Oftentimes, change happens by taking concrete steps-or in the case of Lighthouse Christian Academy, by pouring concrete for a new school facility.
The Dawson County-based private school, a ministry of Lighthouse Baptist Church, has broken ground on its forthcoming two-story academic and extracurricular complex.
The academy, which sprouted from the vision of church pastor Charles Blackstock, offers a preK-12 education based on the nationally reputable Abeka curriculum and Biblical principles, said academy Principal Dewey Moye.
Moye joined the academy before the 2021-2022 school year, bringing with him 46 years of experience in public and private schools.
The new facility will house both elementary and high-school classrooms in the front portion, closer to the academy’s existing premises, and a gymnasium in the back part.
Moye explained that they’re “really going after a superior academic program,” with plans for more STEM offerings, such as chemistry and physical science labs and a state-of-the-art computer lab. There are also plans to add more foreign language classes and hire more support staff and more STEM-specific teachers.
As for the academy’s athletic programs, Lighthouse plans to host basketball on their campus as well as expand to track and volleyball programs, Moye added.
He said the academy’s expansion is projected to be an “over-a-million-dollar” project. Ideally, construction on the facility will be finished before the next school year and without debt.
The academy has been running a fundraising campaign for about a month, already soliciting some donors. Others interested may donate to lcadawsonville.com/donate or send checks to Lighthouse Christian Academy, 329 Harmony Church Road, Dawsonville GA 30534.
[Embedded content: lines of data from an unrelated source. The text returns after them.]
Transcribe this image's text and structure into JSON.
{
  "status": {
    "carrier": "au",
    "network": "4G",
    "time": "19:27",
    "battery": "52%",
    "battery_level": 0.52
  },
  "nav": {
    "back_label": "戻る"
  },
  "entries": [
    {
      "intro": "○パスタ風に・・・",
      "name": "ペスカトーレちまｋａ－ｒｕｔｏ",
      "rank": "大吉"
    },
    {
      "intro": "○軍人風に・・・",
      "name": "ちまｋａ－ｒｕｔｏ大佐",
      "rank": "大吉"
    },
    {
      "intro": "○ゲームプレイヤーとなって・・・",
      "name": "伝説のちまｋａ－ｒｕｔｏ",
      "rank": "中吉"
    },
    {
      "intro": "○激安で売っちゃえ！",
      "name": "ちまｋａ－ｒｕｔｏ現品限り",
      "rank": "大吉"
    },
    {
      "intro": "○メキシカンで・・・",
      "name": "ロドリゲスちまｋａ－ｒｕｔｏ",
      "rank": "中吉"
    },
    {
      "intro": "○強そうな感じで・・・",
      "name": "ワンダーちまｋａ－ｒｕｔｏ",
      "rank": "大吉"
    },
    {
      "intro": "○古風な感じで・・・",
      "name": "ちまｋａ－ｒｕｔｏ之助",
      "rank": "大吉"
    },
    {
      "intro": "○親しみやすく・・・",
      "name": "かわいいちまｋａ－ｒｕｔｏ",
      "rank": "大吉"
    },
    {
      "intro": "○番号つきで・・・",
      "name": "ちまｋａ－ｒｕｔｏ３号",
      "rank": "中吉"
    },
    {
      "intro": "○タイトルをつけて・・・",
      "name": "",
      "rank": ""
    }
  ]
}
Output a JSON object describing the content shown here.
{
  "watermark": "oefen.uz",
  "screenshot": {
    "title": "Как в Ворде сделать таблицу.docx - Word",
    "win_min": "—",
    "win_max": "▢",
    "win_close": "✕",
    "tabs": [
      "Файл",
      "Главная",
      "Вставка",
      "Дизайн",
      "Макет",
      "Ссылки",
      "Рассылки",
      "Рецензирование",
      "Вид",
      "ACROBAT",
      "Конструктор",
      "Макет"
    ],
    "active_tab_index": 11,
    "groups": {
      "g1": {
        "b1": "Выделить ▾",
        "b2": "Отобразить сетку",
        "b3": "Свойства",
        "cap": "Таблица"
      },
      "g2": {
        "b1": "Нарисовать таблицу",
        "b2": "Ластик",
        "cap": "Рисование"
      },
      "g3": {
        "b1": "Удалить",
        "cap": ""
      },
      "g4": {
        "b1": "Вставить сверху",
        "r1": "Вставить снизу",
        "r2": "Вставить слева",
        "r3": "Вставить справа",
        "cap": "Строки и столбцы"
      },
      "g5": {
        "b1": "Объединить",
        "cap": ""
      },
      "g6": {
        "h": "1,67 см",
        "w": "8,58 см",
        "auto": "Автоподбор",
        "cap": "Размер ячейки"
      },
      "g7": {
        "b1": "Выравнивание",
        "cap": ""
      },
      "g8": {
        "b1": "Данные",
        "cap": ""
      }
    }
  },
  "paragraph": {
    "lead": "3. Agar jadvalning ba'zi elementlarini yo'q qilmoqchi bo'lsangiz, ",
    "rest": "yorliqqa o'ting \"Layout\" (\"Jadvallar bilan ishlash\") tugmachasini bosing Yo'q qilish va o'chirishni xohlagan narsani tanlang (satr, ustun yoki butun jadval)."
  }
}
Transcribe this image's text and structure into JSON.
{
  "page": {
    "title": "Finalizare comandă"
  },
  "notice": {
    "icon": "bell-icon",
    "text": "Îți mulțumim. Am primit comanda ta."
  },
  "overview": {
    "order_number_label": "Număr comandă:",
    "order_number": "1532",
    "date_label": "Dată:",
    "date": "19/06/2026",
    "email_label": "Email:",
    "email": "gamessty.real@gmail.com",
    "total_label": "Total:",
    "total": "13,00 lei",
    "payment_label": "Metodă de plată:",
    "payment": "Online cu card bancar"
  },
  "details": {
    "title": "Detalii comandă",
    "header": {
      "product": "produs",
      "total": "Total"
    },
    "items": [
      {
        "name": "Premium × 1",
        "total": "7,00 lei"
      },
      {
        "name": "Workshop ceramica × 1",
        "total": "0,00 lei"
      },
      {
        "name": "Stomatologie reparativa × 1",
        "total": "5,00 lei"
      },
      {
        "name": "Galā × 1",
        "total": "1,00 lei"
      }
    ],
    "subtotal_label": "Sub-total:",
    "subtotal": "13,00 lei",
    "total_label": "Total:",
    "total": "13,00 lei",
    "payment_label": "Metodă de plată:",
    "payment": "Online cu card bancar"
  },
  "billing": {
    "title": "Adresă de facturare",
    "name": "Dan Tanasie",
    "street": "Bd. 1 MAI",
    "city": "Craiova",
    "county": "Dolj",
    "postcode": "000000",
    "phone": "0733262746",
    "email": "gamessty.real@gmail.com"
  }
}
The principal said that there has been more interest in the school in recent months. Currently, 68 students are enrolled and class sizes are kept small at 6-7 students per teacher. Each instructor is fully certified, and some have advanced degrees.
Moye elaborated that the increased parent appointments he’s been taking are a positive sign of school growth. In particular, the amount of elementary students has steadily been increasing.
County wide, 76.7 percent of Dawson County’s school-enrolled population is enrolled in K-12 grades, according to updated U.S. Census data.
He expects enrollment to grow by a few hundred students in the coming years.
“It’s exciting to see it grow,” Moye said of the school. “More people are interested in Christian education [now].”